I find it easy to forget that Piet Mondrian is a Dutch artist. The linear, gridlocked works he is famed for seem to beat with the energy of the New York metropolis. But it was not always so. His path to abstraction was a precarious one that bumped into a number of styles drifting round during the early 20th century. And, in the beginning, his work was Dutch — pastoral, domestic, earthy.
To see this progression, head to Margate (Margate!) where you will find an exhibition of Mondrian’s work at Turner Contemporary, which commemorates the 70th anniversary of his death. The title sounds generic — Mondrian and Colour (artist — tick! Artistic property — tick!) — but in many ways, it’s confusing. After all, Mondrian is hardly known for his broad range of colours. In his celebrated neo-plastic works, he practically avoids all pigments, focusing only on the primary colours, and boxing them in with black and white. Even before, it is reserved. His paintbrush rarely dips into green.
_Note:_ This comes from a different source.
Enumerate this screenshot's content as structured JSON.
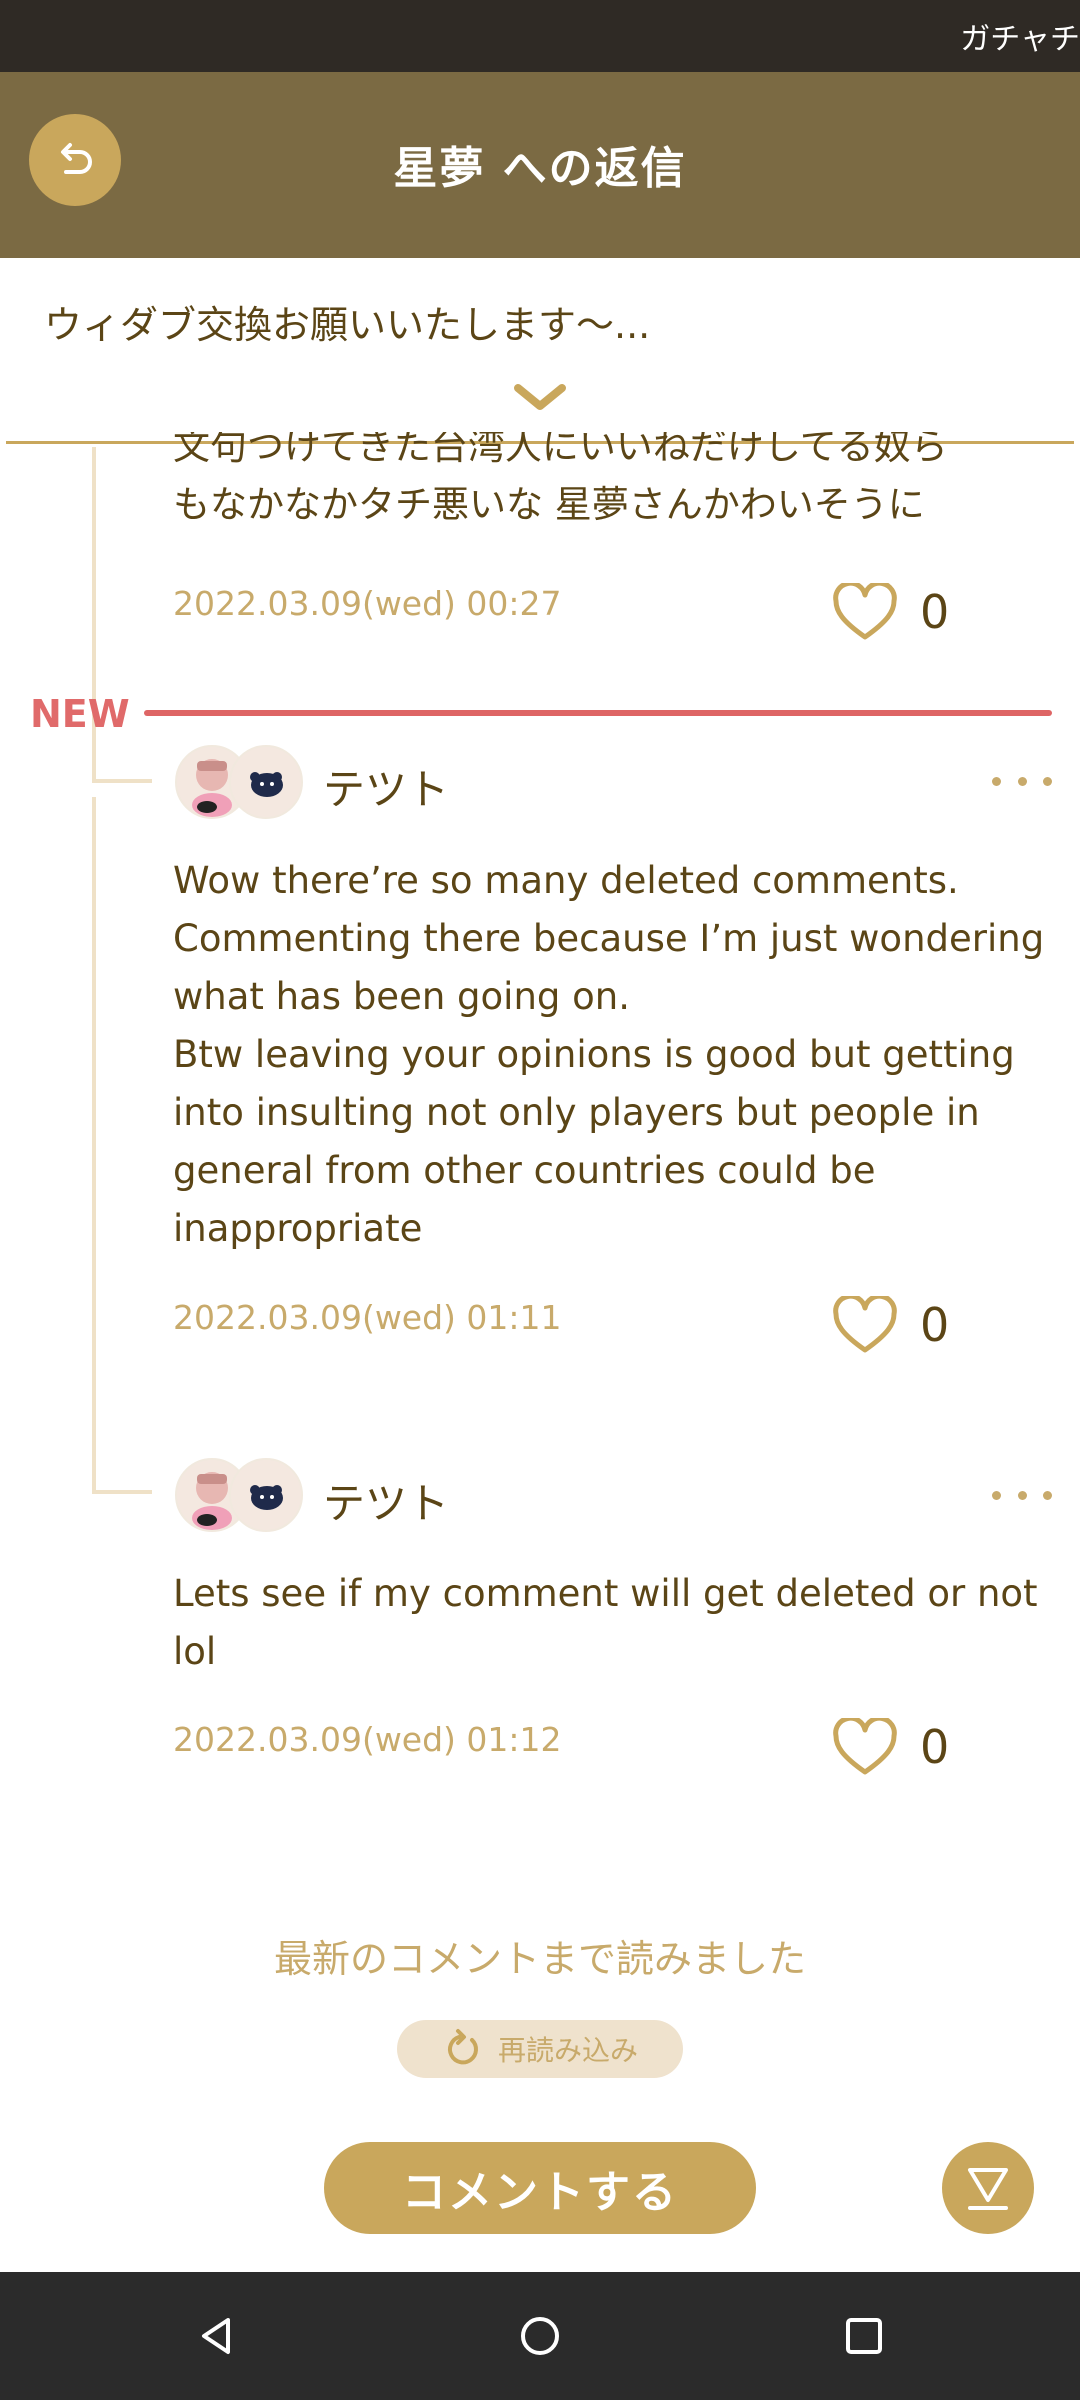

The emphasis here is on the 25 years that led up to his breakthrough with the grid paintings in 1919. After this point, he settled into abstraction, and built a lifestyle around it. His prominent position in the avant-garde is determined by this earlier stage but, truth be told, few of his works from that period are that remarkable. It is what they led to that is astonishing.
What is Mondrian’s relationship with colour? It is always restrained, even when it is bright. He liberated colour from its traditional role of creating shade and volume, and gave it a plastic quality. Exposure to theosophy led him to explore the idea that absolute laws rule the universe, and his paintings became meditations on this philosophy. The curators may have chosen a banal title, but it obscures what is in fact an erudite exhibition.
In his early works, Mondrian’s schooling as a Dutch landscape painter is noticeable, with the focus on bucolic motifs: windmills, farmhouses, apple trees. Brown is the dominant colour, with daubs of purple and mustard yellow. As new artistic styles breeze through, he harvests their developments. He absorbs the intense hues of the Fauves and the Expressionists (‘Devotion’ could easily be confused for a work by Edvard Munch), and studies the colour theories proposed by Goethe. Pointillist patterns then emerge, and soon the brown disappears. Works like ‘Zeeland Farmer’ and ‘The Red Mill’ are drenched in cobalt blues and blazing reds.
Later, he succumbs to the advances made by Picasso and Braque; brown reappears in his ‘Self Portrait’, and Cubism’s geometry takes hold. It provides Mondrian with a way to segment objects, and in successive works he reduces the graphic details down to black lines, and segregates colour into planes. By 1919, the first grid appears, and soon, the red, yellow and blue rectangles.
Really, this is the first chapter of a retrospective. It highlights how Mondrian used colour as a springboard for his philosophical explorations, and charts the steps he took towards abstraction. Walk through the exhibition, then reverse back through it, and marvel at how something so unique could come from such muddy origins.
Each step is vital, that’s clear, but in the individual periods, Mondrian rarely shines. You can understand why he embraced the De Stijl movement once he reached it — he pioneered it, and he excelled at it. It is slightly disappointing to reach this breakthrough moment, and find only a handful of grid paintings; after you’ve passed through the weak versions of notable art movements, you hope for the fanfare. Fortunately, another show at Tate Liverpool picks up where this one drops you. Mondrian and his Studios runs until 5 October, and includes many of his most familiar works.
Back in London, I dug out a book on the Dutch Golden Age. And there, in the work of Johannes Vermeer and Pieter de Hooch, I began to notice Mondrian’s Dutch heritage. The distinct vertical and horizontal scaffold on the canvas. The restraint. The clear aesthetic language. The primary colours, set amid the brown. Almost no green. Yes, Mondrian is Dutch after all. But it took a trip down to Margate to see it.